From the American Heart Association

The 2017 Guideline for the Prevention, Detection, Evaluation and Management of High Blood Pressure in Adults co-led by the American College of Cardiology and the American Heart Association has been released.

High blood pressure accounts for the second largest number of preventable heart disease and stroke deaths, second only to smoking. It’s known as the “silent killer” because often there are no symptoms, despite its role in significantly increasing the risk for heart disease and stroke.

The guidelines will replace the 2003 guidelines published by the Joint National Committee on Prevention, Detection, Evaluation and Treatment of High Blood Pressure. In 2013, the National Institutes of Health entrusted the AHA and ACC to produce the first comprehensive guideline update in 14 years.

New guideline highlights include the following:

  • High blood pressure is now defined as readings of 130 mm Hg and higher for the systolic blood pressure measurement, or readings of 80 and higher for the diastolic measurement. That is a change from the old definition of 140/90 and higher, reflecting complications that can occur at those lower numbers.
  •  In the first update to comprehensive U.S. guidelines on blood pressure detection and treatment since 2003, the category of prehypertension is eliminated.
  • While about 14 percent more people will be diagnosed with high blood pressure and counseled about lifestyle changes, there will only be a small increase in those who will be prescribed medication.
  • By lowering the definition of high blood pressure, the guidelines recommend earlier intervention to prevent further increases in blood pressure and the complications of hypertension.

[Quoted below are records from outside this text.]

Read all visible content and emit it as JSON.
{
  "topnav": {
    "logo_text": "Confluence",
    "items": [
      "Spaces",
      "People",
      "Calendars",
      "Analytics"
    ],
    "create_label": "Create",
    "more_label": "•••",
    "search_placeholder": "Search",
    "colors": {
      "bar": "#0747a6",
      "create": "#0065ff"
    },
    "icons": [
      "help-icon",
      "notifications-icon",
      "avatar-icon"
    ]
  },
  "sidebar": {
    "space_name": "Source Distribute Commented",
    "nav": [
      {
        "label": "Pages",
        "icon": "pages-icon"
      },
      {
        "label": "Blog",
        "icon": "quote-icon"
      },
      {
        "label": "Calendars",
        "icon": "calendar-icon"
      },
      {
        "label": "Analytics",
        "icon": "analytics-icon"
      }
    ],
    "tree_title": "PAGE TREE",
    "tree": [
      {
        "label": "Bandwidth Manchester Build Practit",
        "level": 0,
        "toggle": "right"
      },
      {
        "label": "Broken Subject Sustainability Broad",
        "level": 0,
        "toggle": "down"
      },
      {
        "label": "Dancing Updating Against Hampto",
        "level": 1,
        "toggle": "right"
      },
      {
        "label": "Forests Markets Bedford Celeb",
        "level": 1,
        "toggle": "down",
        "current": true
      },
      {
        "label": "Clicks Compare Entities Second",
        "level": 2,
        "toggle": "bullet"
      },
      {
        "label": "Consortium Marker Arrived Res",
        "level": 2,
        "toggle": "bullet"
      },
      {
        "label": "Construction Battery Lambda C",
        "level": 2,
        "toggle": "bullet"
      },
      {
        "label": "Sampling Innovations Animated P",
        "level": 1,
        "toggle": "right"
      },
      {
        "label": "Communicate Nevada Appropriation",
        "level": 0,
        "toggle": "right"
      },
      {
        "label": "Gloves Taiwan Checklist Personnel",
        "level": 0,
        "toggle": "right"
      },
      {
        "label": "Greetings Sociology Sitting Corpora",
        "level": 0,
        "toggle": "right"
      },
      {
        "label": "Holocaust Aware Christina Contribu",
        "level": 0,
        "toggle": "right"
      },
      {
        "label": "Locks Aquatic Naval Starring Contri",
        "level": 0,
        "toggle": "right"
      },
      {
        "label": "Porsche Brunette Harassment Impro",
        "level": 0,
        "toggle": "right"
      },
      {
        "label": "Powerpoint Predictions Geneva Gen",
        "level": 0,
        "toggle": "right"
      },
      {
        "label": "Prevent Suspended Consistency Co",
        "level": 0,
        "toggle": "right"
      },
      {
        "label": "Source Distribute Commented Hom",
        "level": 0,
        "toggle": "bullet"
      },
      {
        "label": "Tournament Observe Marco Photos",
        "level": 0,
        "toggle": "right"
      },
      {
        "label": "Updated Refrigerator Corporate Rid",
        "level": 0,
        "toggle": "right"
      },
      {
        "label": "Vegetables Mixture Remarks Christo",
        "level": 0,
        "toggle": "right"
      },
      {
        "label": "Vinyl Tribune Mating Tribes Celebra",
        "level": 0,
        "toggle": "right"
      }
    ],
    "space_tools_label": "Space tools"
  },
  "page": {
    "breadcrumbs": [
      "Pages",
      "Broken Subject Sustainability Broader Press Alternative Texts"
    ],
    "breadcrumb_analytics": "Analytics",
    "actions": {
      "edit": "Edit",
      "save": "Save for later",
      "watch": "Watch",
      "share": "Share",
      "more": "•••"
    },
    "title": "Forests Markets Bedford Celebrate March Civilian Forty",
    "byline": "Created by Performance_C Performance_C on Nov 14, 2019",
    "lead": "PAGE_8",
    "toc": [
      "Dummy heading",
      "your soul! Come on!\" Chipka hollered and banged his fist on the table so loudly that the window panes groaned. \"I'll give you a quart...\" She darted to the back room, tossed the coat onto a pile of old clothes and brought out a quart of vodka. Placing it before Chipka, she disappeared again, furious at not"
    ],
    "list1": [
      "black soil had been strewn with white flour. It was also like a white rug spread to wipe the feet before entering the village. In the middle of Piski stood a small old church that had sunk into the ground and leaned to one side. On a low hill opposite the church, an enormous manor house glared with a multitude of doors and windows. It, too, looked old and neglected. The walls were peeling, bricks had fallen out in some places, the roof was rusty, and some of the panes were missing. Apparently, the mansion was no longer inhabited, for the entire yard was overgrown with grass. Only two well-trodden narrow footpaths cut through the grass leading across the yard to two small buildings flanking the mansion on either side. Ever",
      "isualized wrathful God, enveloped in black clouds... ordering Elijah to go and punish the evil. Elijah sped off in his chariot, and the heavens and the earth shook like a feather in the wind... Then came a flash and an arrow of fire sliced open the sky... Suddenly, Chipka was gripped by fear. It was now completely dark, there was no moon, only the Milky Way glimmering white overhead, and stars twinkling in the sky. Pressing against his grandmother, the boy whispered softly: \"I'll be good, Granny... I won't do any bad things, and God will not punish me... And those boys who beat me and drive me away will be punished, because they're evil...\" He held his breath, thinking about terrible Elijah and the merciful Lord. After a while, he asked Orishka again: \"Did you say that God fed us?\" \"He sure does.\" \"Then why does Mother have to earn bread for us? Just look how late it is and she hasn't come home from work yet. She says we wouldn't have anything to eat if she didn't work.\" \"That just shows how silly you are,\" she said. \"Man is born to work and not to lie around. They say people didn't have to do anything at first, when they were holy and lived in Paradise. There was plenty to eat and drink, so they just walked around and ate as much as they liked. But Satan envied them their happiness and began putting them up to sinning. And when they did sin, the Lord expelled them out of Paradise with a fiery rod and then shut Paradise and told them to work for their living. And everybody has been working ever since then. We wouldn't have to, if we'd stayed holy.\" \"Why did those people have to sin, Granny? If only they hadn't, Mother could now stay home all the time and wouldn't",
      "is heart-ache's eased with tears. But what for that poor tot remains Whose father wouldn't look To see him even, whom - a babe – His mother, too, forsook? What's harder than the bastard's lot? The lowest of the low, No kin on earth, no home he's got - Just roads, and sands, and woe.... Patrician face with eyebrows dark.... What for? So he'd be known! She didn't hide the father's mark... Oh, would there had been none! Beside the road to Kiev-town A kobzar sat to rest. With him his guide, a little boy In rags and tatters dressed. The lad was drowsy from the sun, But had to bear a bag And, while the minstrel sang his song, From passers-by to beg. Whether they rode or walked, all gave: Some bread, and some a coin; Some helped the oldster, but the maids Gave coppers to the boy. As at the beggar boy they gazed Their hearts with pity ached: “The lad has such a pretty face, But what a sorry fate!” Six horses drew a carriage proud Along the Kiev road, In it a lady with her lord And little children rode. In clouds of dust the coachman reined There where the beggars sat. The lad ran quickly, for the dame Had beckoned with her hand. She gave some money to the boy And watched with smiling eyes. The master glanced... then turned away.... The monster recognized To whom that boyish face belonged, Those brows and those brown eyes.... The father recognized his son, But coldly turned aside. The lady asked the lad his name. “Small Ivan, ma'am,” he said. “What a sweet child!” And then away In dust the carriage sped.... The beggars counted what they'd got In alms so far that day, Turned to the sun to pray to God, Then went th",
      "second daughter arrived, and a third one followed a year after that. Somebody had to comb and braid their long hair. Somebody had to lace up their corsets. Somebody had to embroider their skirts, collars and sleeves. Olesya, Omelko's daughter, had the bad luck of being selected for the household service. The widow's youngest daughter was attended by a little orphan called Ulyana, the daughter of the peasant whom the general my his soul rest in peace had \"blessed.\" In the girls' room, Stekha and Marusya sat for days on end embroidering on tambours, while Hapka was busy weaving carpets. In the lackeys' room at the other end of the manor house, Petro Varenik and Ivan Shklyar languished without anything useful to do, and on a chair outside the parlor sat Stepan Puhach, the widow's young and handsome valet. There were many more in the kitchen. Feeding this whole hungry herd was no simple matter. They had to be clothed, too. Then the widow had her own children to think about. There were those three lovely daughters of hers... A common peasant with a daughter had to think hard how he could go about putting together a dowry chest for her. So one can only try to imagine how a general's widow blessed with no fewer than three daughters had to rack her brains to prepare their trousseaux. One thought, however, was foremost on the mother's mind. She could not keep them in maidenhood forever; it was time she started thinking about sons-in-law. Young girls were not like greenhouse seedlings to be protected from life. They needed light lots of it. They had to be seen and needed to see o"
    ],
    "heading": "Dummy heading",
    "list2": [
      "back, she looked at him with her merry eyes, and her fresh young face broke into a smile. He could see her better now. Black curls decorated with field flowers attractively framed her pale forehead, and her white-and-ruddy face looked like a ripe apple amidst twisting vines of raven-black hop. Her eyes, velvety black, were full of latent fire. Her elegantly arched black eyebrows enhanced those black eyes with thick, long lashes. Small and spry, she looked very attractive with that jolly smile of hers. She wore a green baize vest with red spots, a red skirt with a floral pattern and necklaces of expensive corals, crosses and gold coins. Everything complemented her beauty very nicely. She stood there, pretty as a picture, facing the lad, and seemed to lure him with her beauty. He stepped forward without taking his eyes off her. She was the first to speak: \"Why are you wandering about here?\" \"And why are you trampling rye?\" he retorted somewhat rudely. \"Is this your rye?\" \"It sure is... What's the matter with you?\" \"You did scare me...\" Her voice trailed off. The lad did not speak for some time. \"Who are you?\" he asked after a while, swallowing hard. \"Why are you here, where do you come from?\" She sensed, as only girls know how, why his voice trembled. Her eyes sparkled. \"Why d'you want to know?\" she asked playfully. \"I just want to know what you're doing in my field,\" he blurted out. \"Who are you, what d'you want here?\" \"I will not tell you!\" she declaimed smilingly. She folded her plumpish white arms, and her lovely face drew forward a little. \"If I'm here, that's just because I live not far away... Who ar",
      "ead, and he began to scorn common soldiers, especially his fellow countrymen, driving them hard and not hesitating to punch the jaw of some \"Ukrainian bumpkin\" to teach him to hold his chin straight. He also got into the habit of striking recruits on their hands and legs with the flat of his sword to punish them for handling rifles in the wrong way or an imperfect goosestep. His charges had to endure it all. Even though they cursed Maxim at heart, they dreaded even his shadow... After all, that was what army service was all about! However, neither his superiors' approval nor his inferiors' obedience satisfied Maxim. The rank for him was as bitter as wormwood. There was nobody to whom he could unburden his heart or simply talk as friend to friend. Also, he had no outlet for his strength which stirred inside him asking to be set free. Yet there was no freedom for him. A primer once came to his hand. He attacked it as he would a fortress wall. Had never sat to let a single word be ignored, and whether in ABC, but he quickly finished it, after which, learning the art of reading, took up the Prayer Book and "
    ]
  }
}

Resources:

For a more information, please visit the AHA website.

To learn more about how atom Alliance is helping to improve cardiac care in our five states, visit http://atomalliance.org/initiatives/improving-cardiac-health-reducing-disparities/.